What the task requires:
Give back all the records exactly, keeping every line whole.

:: Data to process ::

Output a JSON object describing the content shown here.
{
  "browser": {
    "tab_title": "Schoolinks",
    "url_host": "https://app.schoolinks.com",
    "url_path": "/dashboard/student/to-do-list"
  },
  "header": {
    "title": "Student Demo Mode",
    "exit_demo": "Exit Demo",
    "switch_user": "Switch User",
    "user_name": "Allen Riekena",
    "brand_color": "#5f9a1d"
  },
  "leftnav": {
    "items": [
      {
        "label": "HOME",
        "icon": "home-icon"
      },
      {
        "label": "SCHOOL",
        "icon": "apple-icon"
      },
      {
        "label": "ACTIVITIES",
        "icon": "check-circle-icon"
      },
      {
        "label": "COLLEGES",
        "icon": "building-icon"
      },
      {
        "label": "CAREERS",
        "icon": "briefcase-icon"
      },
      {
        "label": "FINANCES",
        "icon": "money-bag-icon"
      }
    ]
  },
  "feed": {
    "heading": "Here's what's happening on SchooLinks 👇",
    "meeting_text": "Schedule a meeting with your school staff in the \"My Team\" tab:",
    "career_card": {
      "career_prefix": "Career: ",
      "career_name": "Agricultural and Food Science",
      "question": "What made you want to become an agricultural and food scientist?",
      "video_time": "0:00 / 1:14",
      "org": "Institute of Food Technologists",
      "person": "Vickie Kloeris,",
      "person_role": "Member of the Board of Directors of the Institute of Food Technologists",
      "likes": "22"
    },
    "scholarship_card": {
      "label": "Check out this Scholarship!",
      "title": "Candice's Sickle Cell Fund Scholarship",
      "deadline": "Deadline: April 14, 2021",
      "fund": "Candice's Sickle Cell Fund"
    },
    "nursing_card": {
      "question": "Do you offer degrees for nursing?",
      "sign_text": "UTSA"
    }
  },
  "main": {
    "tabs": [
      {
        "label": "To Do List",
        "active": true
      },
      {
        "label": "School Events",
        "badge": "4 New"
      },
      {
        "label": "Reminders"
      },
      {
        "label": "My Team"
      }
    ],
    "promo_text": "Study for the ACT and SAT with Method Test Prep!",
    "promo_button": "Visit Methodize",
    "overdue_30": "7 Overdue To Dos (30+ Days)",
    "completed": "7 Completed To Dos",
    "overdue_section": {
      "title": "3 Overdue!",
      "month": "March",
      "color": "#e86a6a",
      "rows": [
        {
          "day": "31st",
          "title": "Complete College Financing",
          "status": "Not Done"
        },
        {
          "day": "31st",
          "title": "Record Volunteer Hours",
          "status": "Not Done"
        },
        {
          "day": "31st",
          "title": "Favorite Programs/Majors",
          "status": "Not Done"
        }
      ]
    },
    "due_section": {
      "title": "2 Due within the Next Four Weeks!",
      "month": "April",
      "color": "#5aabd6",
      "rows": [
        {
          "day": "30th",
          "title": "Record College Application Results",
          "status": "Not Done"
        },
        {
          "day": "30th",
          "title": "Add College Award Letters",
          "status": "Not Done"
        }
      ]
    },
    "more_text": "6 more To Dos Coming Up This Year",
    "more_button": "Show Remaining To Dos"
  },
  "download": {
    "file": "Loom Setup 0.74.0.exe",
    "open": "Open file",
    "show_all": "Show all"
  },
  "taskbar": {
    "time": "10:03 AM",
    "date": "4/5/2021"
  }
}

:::

Problem solution:
Output a JSON object describing the content shown here.
{
  "browser": {
    "tab_title": "Schoolinks",
    "url_host": "https://app.schoolinks.com",
    "url_path": "/dashboard/student/to-do-list"
  },
  "header": {
    "title": "Student Demo Mode",
    "exit_demo": "Exit Demo",
    "switch_user": "Switch User",
    "user_name": "Allen Riekena",
    "brand_color": "#5f9a1d"
  },
  "leftnav": {
    "items": [
      {
        "label": "HOME",
        "icon": "home-icon"
      },
      {
        "label": "SCHOOL",
        "icon": "apple-icon"
      },
      {
        "label": "ACTIVITIES",
        "icon": "check-circle-icon"
      },
      {
        "label": "COLLEGES",
        "icon": "building-icon"
      },
      {
        "label": "CAREERS",
        "icon": "briefcase-icon"
      },
      {
        "label": "FINANCES",
        "icon": "money-bag-icon"
      }
    ]
  },
  "feed": {
    "heading": "Here's what's happening on SchooLinks 👇",
    "meeting_text": "Schedule a meeting with your school staff in the \"My Team\" tab:",
    "career_card": {
      "career_prefix": "Career: ",
      "career_name": "Agricultural and Food Science",
      "question": "What made you want to become an agricultural and food scientist?",
      "video_time": "0:00 / 1:14",
      "org": "Institute of Food Technologists",
      "person": "Vickie Kloeris,",
      "person_role": "Member of the Board of Directors of the Institute of Food Technologists",
      "likes": "22"
    },
    "scholarship_card": {
      "label": "Check out this Scholarship!",
      "title": "Candice's Sickle Cell Fund Scholarship",
      "deadline": "Deadline: April 14, 2021",
      "fund": "Candice's Sickle Cell Fund"
    },
    "nursing_card": {
      "question": "Do you offer degrees for nursing?",
      "sign_text": "UTSA"
    }
  },
  "main": {
    "tabs": [
      {
        "label": "To Do List",
        "active": true
      },
      {
        "label": "School Events",
        "badge": "4 New"
      },
      {
        "label": "Reminders"
      },
      {
        "label": "My Team"
      }
    ],
    "promo_text": "Study for the ACT and SAT with Method Test Prep!",
    "promo_button": "Visit Methodize",
    "overdue_30": "7 Overdue To Dos (30+ Days)",
    "completed": "7 Completed To Dos",
    "overdue_section": {
      "title": "3 Overdue!",
      "month": "March",
      "color": "#e86a6a",
      "rows": [
        {
          "day": "31st",
          "title": "Complete College Financing",
          "status": "Not Done"
        },
        {
          "day": "31st",
          "title": "Record Volunteer Hours",
          "status": "Not Done"
        },
        {
          "day": "31st",
          "title": "Favorite Programs/Majors",
          "status": "Not Done"
        }
      ]
    },
    "due_section": {
      "title": "2 Due within the Next Four Weeks!",
      "month": "April",
      "color": "#5aabd6",
      "rows": [
        {
          "day": "30th",
          "title": "Record College Application Results",
          "status": "Not Done"
        },
        {
          "day": "30th",
          "title": "Add College Award Letters",
          "status": "Not Done"
        }
      ]
    },
    "more_text": "6 more To Dos Coming Up This Year",
    "more_button": "Show Remaining To Dos"
  },
  "download": {
    "file": "Loom Setup 0.74.0.exe",
    "open": "Open file",
    "show_all": "Show all"
  },
  "taskbar": {
    "time": "10:03 AM",
    "date": "4/5/2021"
  }
}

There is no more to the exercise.